Everyone wants to defend the esteemed one from what they are certain is mere slander. In their eyes he is as Prophet Yusuf: innocent and wrongly accused, and a victim in his own right. Those of us who are unsure, certainly hope so.

But there is a fine line between believing in your friend and accusing your opponents of vile collusion. Such is the case today, following six hours of testimony from a forty year-old woman to police investigating claims of rape, sexual assault, violence and threats of death.

Reading the insults directed towards her in the comments under the news articles reporting on the hearing, it is no surprise that she has chosen to testify anonymously. For this alleged victim, our normally vocal brethren are silent on the presumption of innocence, which they otherwise champion as a divine right. There is no presumption that she could be telling the truth. There is no empathy or sympathy or compassion; no, she can only possibly be a liar, her medical records a sham.

I am not immune to wondering if the entire affair is some grand conspiracy perpetuated by Machiavellian elites intent on bringing a good man down. But nor do I discount the possibility that the opposite is true: that it is the conspiracy of one man, exploiting his reputation and networks of support, to get away with hideous abuse over many years. Certainly either case could possibly be true, though one strikes me as more plausible than the other. And so that retort: let justice run its course.

Yet what bothers me about this case are the double standards we permit ourselves to apply. The accused is perpetually likened to Prophet Yusuf — peace be upon him — when the beautiful and powerful Zulekha tried to seduce him, though none seem keen to reflect on that story too deeply. Again and again and again, we are reminded that the accused is the victim of a great slander, and that such slander is haram. And yet nobody exhibits any compunction whatsoever about slandering the alleged victims, as liars, fantasists, apostates, zionists and whores.

Where are the verses from the Qur’an for these women, about whom — like the accused — we can only say, at this stage, we are uncertain? Just as it has not been established as fact that the accused is guilty, nor has it been established that his alleged victims are lying. So where are the calls for calm and restraint? Where the beautiful words, reminding both parties to be patient and just?

The woman who was heard by police investigators yesterday at la police judiciaire de Paris is described as a convert to Islam. Might such a woman perhaps, potentially, possibly, be described as a chaste, believing woman? A woman who embraced an alien tradition in her pursuit of the truth, later seeking advice from a presumed scholar? Ah, of course we do not know. But even if we cannot say for certain, surely the very words we misappropriate for the accused should give us pause for thought:

Indeed, those who accuse chaste, unaware and believing women are cursed in this world and the Hereafter; and they will have a great punishment. — Qur’an 24:23

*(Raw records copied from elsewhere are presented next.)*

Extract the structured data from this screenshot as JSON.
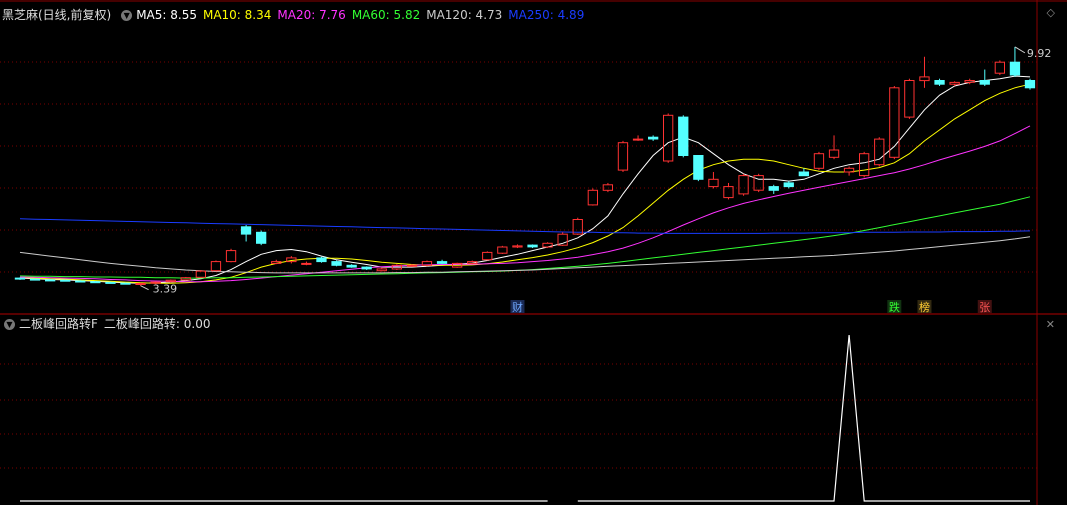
{
  "upper_header": {
    "stock_name": "黑芝麻(日线,前复权)",
    "ma": [
      {
        "label": "MA5: 8.55",
        "color": "#ffffff"
      },
      {
        "label": "MA10: 8.34",
        "color": "#ffff00"
      },
      {
        "label": "MA20: 7.76",
        "color": "#ff33ff"
      },
      {
        "label": "MA60: 5.82",
        "color": "#33ff33"
      },
      {
        "label": "MA120: 4.73",
        "color": "#cccccc"
      },
      {
        "label": "MA250: 4.89",
        "color": "#1a3cff"
      }
    ]
  },
  "lower_header": {
    "indicator_name": "二板峰回路转F",
    "indicator_value": "二板峰回路转: 0.00"
  },
  "chart_data": [
    {
      "type": "candlestick",
      "title": "黑芝麻(日线,前复权)",
      "high_label": "9.92",
      "low_label": "3.39",
      "ylim": [
        3.0,
        10.6
      ],
      "x": [
        1,
        2,
        3,
        4,
        5,
        6,
        7,
        8,
        9,
        10,
        11,
        12,
        13,
        14,
        15,
        16,
        17,
        18,
        19,
        20,
        21,
        22,
        23,
        24,
        25,
        26,
        27,
        28,
        29,
        30,
        31,
        32,
        33,
        34,
        35,
        36,
        37,
        38,
        39,
        40,
        41,
        42,
        43,
        44,
        45,
        46,
        47,
        48,
        49,
        50,
        51,
        52,
        53,
        54,
        55,
        56,
        57,
        58,
        59,
        60,
        61,
        62,
        63,
        64,
        65,
        66,
        67,
        68
      ],
      "open": [
        3.6,
        3.57,
        3.55,
        3.54,
        3.52,
        3.5,
        3.48,
        3.46,
        3.44,
        3.46,
        3.5,
        3.55,
        3.62,
        3.8,
        4.05,
        5.0,
        4.85,
        4.0,
        4.05,
        4.0,
        4.15,
        4.05,
        3.95,
        3.9,
        3.8,
        3.85,
        3.95,
        3.95,
        4.05,
        3.9,
        4.0,
        4.1,
        4.28,
        4.45,
        4.5,
        4.45,
        4.5,
        4.8,
        5.6,
        6.0,
        6.55,
        7.4,
        7.45,
        6.8,
        8.0,
        6.95,
        6.1,
        5.8,
        5.9,
        6.0,
        6.1,
        6.2,
        6.5,
        6.6,
        6.9,
        6.5,
        6.4,
        6.7,
        6.9,
        8.0,
        9.0,
        9.0,
        8.9,
        8.95,
        9.0,
        9.2,
        9.5,
        9.0
      ],
      "close": [
        3.58,
        3.56,
        3.54,
        3.53,
        3.51,
        3.49,
        3.47,
        3.45,
        3.45,
        3.49,
        3.54,
        3.61,
        3.79,
        4.05,
        4.35,
        4.8,
        4.55,
        4.05,
        4.15,
        4.0,
        4.05,
        3.95,
        3.9,
        3.85,
        3.85,
        3.95,
        3.95,
        4.05,
        4.0,
        4.0,
        4.05,
        4.3,
        4.45,
        4.48,
        4.45,
        4.55,
        4.8,
        5.2,
        6.0,
        6.15,
        7.3,
        7.4,
        7.4,
        8.05,
        6.95,
        6.3,
        6.3,
        6.1,
        6.4,
        6.4,
        6.0,
        6.1,
        6.4,
        7.0,
        7.1,
        6.6,
        7.0,
        7.4,
        8.8,
        9.0,
        9.1,
        8.9,
        8.95,
        9.0,
        8.9,
        9.5,
        9.15,
        8.8
      ],
      "high": [
        3.62,
        3.59,
        3.57,
        3.56,
        3.54,
        3.52,
        3.5,
        3.48,
        3.47,
        3.51,
        3.56,
        3.63,
        3.82,
        4.08,
        4.4,
        5.05,
        4.9,
        4.1,
        4.2,
        4.05,
        4.18,
        4.08,
        3.98,
        3.92,
        3.88,
        3.98,
        3.98,
        4.08,
        4.1,
        4.02,
        4.08,
        4.33,
        4.48,
        4.52,
        4.52,
        4.58,
        4.85,
        5.25,
        6.05,
        6.2,
        7.35,
        7.5,
        7.5,
        8.1,
        8.05,
        6.95,
        6.5,
        6.2,
        6.45,
        6.45,
        6.15,
        6.25,
        6.6,
        7.05,
        7.5,
        6.65,
        7.05,
        7.45,
        8.85,
        9.05,
        9.65,
        9.05,
        8.98,
        9.05,
        9.3,
        9.55,
        9.92,
        9.05
      ],
      "low": [
        3.55,
        3.54,
        3.52,
        3.51,
        3.49,
        3.47,
        3.45,
        3.43,
        3.39,
        3.43,
        3.48,
        3.53,
        3.6,
        3.78,
        4.03,
        4.6,
        4.5,
        3.98,
        4.0,
        3.95,
        4.02,
        3.92,
        3.88,
        3.82,
        3.78,
        3.82,
        3.92,
        3.92,
        3.98,
        3.88,
        3.98,
        4.08,
        4.26,
        4.42,
        4.42,
        4.42,
        4.48,
        4.78,
        5.58,
        5.95,
        6.5,
        7.35,
        7.35,
        6.75,
        6.9,
        6.25,
        6.05,
        5.75,
        5.85,
        5.95,
        5.9,
        6.05,
        6.45,
        6.55,
        6.85,
        6.4,
        6.35,
        6.65,
        6.85,
        7.95,
        8.8,
        8.85,
        8.85,
        8.9,
        8.85,
        9.15,
        9.1,
        8.75
      ],
      "ma_lines": [
        {
          "name": "MA5",
          "color": "#ffffff",
          "values": [
            3.6,
            3.58,
            3.56,
            3.55,
            3.53,
            3.51,
            3.49,
            3.47,
            3.46,
            3.47,
            3.49,
            3.53,
            3.58,
            3.67,
            3.83,
            4.05,
            4.25,
            4.35,
            4.38,
            4.32,
            4.2,
            4.1,
            4.03,
            3.97,
            3.9,
            3.9,
            3.9,
            3.92,
            3.95,
            3.98,
            4.01,
            4.08,
            4.17,
            4.25,
            4.35,
            4.45,
            4.55,
            4.7,
            4.95,
            5.3,
            5.9,
            6.45,
            6.95,
            7.3,
            7.45,
            7.3,
            7.0,
            6.7,
            6.45,
            6.3,
            6.3,
            6.25,
            6.3,
            6.45,
            6.6,
            6.7,
            6.75,
            6.85,
            7.2,
            7.7,
            8.2,
            8.6,
            8.85,
            8.95,
            9.0,
            9.05,
            9.12,
            9.1
          ]
        },
        {
          "name": "MA10",
          "color": "#ffff00",
          "values": [
            3.62,
            3.6,
            3.58,
            3.57,
            3.55,
            3.53,
            3.51,
            3.49,
            3.47,
            3.46,
            3.46,
            3.47,
            3.5,
            3.55,
            3.62,
            3.75,
            3.9,
            4.0,
            4.08,
            4.12,
            4.14,
            4.14,
            4.12,
            4.08,
            4.03,
            4.0,
            3.97,
            3.95,
            3.95,
            3.95,
            3.96,
            3.99,
            4.04,
            4.1,
            4.16,
            4.23,
            4.32,
            4.43,
            4.57,
            4.75,
            4.98,
            5.3,
            5.65,
            6.0,
            6.3,
            6.55,
            6.7,
            6.8,
            6.85,
            6.85,
            6.8,
            6.7,
            6.6,
            6.52,
            6.5,
            6.5,
            6.55,
            6.62,
            6.75,
            7.0,
            7.35,
            7.65,
            7.95,
            8.2,
            8.45,
            8.65,
            8.8,
            8.9
          ]
        },
        {
          "name": "MA20",
          "color": "#ff33ff",
          "values": [
            3.63,
            3.62,
            3.61,
            3.6,
            3.59,
            3.58,
            3.56,
            3.55,
            3.53,
            3.52,
            3.51,
            3.5,
            3.5,
            3.51,
            3.53,
            3.56,
            3.6,
            3.64,
            3.68,
            3.72,
            3.76,
            3.8,
            3.84,
            3.88,
            3.91,
            3.93,
            3.95,
            3.96,
            3.97,
            3.98,
            3.98,
            3.99,
            4.0,
            4.02,
            4.05,
            4.08,
            4.12,
            4.17,
            4.24,
            4.32,
            4.42,
            4.55,
            4.7,
            4.87,
            5.05,
            5.22,
            5.38,
            5.52,
            5.64,
            5.74,
            5.83,
            5.92,
            6.0,
            6.08,
            6.16,
            6.24,
            6.32,
            6.4,
            6.48,
            6.58,
            6.7,
            6.83,
            6.95,
            7.07,
            7.2,
            7.35,
            7.55,
            7.76
          ]
        },
        {
          "name": "MA60",
          "color": "#33ff33",
          "values": [
            3.66,
            3.65,
            3.65,
            3.64,
            3.64,
            3.63,
            3.63,
            3.62,
            3.62,
            3.61,
            3.61,
            3.6,
            3.6,
            3.61,
            3.61,
            3.62,
            3.63,
            3.64,
            3.65,
            3.66,
            3.67,
            3.68,
            3.69,
            3.7,
            3.71,
            3.72,
            3.73,
            3.74,
            3.75,
            3.76,
            3.77,
            3.78,
            3.79,
            3.81,
            3.83,
            3.86,
            3.89,
            3.92,
            3.96,
            4.0,
            4.05,
            4.1,
            4.15,
            4.2,
            4.25,
            4.3,
            4.35,
            4.4,
            4.45,
            4.5,
            4.55,
            4.6,
            4.65,
            4.7,
            4.76,
            4.82,
            4.9,
            4.98,
            5.06,
            5.14,
            5.22,
            5.3,
            5.38,
            5.46,
            5.54,
            5.62,
            5.72,
            5.82
          ]
        },
        {
          "name": "MA120",
          "color": "#cccccc",
          "values": [
            4.3,
            4.25,
            4.2,
            4.15,
            4.1,
            4.05,
            4.0,
            3.96,
            3.92,
            3.88,
            3.85,
            3.82,
            3.8,
            3.78,
            3.77,
            3.76,
            3.75,
            3.74,
            3.74,
            3.74,
            3.74,
            3.74,
            3.74,
            3.74,
            3.74,
            3.75,
            3.75,
            3.76,
            3.76,
            3.77,
            3.78,
            3.79,
            3.8,
            3.81,
            3.82,
            3.84,
            3.86,
            3.88,
            3.9,
            3.92,
            3.94,
            3.96,
            3.98,
            4.0,
            4.02,
            4.04,
            4.06,
            4.08,
            4.1,
            4.12,
            4.14,
            4.16,
            4.18,
            4.2,
            4.22,
            4.25,
            4.28,
            4.31,
            4.34,
            4.38,
            4.42,
            4.46,
            4.5,
            4.54,
            4.58,
            4.62,
            4.67,
            4.73
          ]
        },
        {
          "name": "MA250",
          "color": "#1a3cff",
          "values": [
            5.22,
            5.21,
            5.2,
            5.19,
            5.18,
            5.17,
            5.16,
            5.15,
            5.14,
            5.13,
            5.12,
            5.11,
            5.1,
            5.09,
            5.08,
            5.07,
            5.06,
            5.05,
            5.04,
            5.03,
            5.02,
            5.01,
            5.0,
            4.99,
            4.98,
            4.97,
            4.96,
            4.95,
            4.94,
            4.93,
            4.92,
            4.91,
            4.9,
            4.89,
            4.88,
            4.87,
            4.86,
            4.85,
            4.85,
            4.84,
            4.84,
            4.83,
            4.83,
            4.82,
            4.82,
            4.82,
            4.82,
            4.82,
            4.82,
            4.82,
            4.83,
            4.83,
            4.83,
            4.84,
            4.84,
            4.84,
            4.85,
            4.85,
            4.85,
            4.86,
            4.86,
            4.86,
            4.87,
            4.87,
            4.87,
            4.88,
            4.88,
            4.89
          ]
        }
      ],
      "event_tags": [
        {
          "x": 34,
          "label": "财",
          "color": "#6fa8ff",
          "bg": "#1a2a55"
        },
        {
          "x": 59,
          "label": "跌",
          "color": "#33ff33",
          "bg": "#113311"
        },
        {
          "x": 61,
          "label": "榜",
          "color": "#ffcc33",
          "bg": "#332a11"
        },
        {
          "x": 65,
          "label": "张",
          "color": "#ff5555",
          "bg": "#441111"
        }
      ]
    },
    {
      "type": "line",
      "title": "二板峰回路转",
      "ylim": [
        0,
        1
      ],
      "x": [
        1,
        2,
        3,
        4,
        5,
        6,
        7,
        8,
        9,
        10,
        11,
        12,
        13,
        14,
        15,
        16,
        17,
        18,
        19,
        20,
        21,
        22,
        23,
        24,
        25,
        26,
        27,
        28,
        29,
        30,
        31,
        32,
        33,
        34,
        35,
        36,
        37,
        38,
        39,
        40,
        41,
        42,
        43,
        44,
        45,
        46,
        47,
        48,
        49,
        50,
        51,
        52,
        53,
        54,
        55,
        56,
        57,
        58,
        59,
        60,
        61,
        62,
        63,
        64,
        65,
        66,
        67,
        68
      ],
      "values": [
        0,
        0,
        0,
        0,
        0,
        0,
        0,
        0,
        0,
        0,
        0,
        0,
        0,
        0,
        0,
        0,
        0,
        0,
        0,
        0,
        0,
        0,
        0,
        0,
        0,
        0,
        0,
        0,
        0,
        0,
        0,
        0,
        0,
        0,
        0,
        0,
        null,
        0,
        0,
        0,
        0,
        0,
        0,
        0,
        0,
        0,
        0,
        0,
        0,
        0,
        0,
        0,
        0,
        0,
        0,
        1,
        0,
        0,
        0,
        0,
        0,
        0,
        0,
        0,
        0,
        0,
        0,
        0
      ]
    }
  ]
}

We are exceedingly vocal about condemning the presumed slanders directed at our hero, and yet absolutely silent and indifferent to the accusations levelled at a woman giving her testimony to a police investigation. But what if the woman is telling the truth? What if she is not a liar or a fraud? What if she is innocent of any wrong and herself has been the victim of atrocious transgressions? What then? How do we right our wrongs?

Those who can only believe it to be an evil Machiavellian plot perpetuated by conspiring enemies have an easy retort: the woman most likely does not even exist, is a crisis actor or paid plant. As such she is entirely fictitious, and therefore not a convert, and accordingly neither chaste nor a believer, ergo: anything goes. And anything does go: read the comments under the news reports and you will certainly see. It doesn’t add up; it is fake news; false testimony; a conspiracy; and, of course, an attack on Islam itself. For a nation which finds itself in a perpetual state of emergency, perhaps such cunning sedition is entirely persuasive.

But for those of us convinced that none of us is ever truly good, all too well aware that our souls perpetually call us to evil, such a retort is unconvincing. That story of Prophet Yusuf speaks to us once more:

“And I do not acquit myself. Indeed, the soul is a persistent enjoiner of evil, except those upon which my Lord has mercy. Indeed, my Lord is Forgiving and Merciful.” — Qur’an 12:53

In this hideous affair, the accused may be innocent or guilty, blameworthy or not. Similarly the accusers may be innocent or guilty of the crimes they are accused of: of slander, false testimony and fraud. Should we not give each side the benefit of the doubt as equally and equitably as we are able to? Should we not step back and try to be fair, withholding judgement as best we can, deigning not to take sides, or speak out of turns, or be unjust?

I cannot say who is telling the truth — or more of the truth — and who in this awful saga has been wronged. I pray that our Lord grants those who have been wronged true justice, and fully holds to account those who have done wrong. But as for us on the outside, looking in: can we agree to become impartial observers, devoted to the truth whether it be for us or against us? Can we agree to hold ourselves to the same standards we hold our enemies? If we have chosen to condemn slander, let us agree not to engage in slander either.

For, verily, we who accuse will certainly be held to account.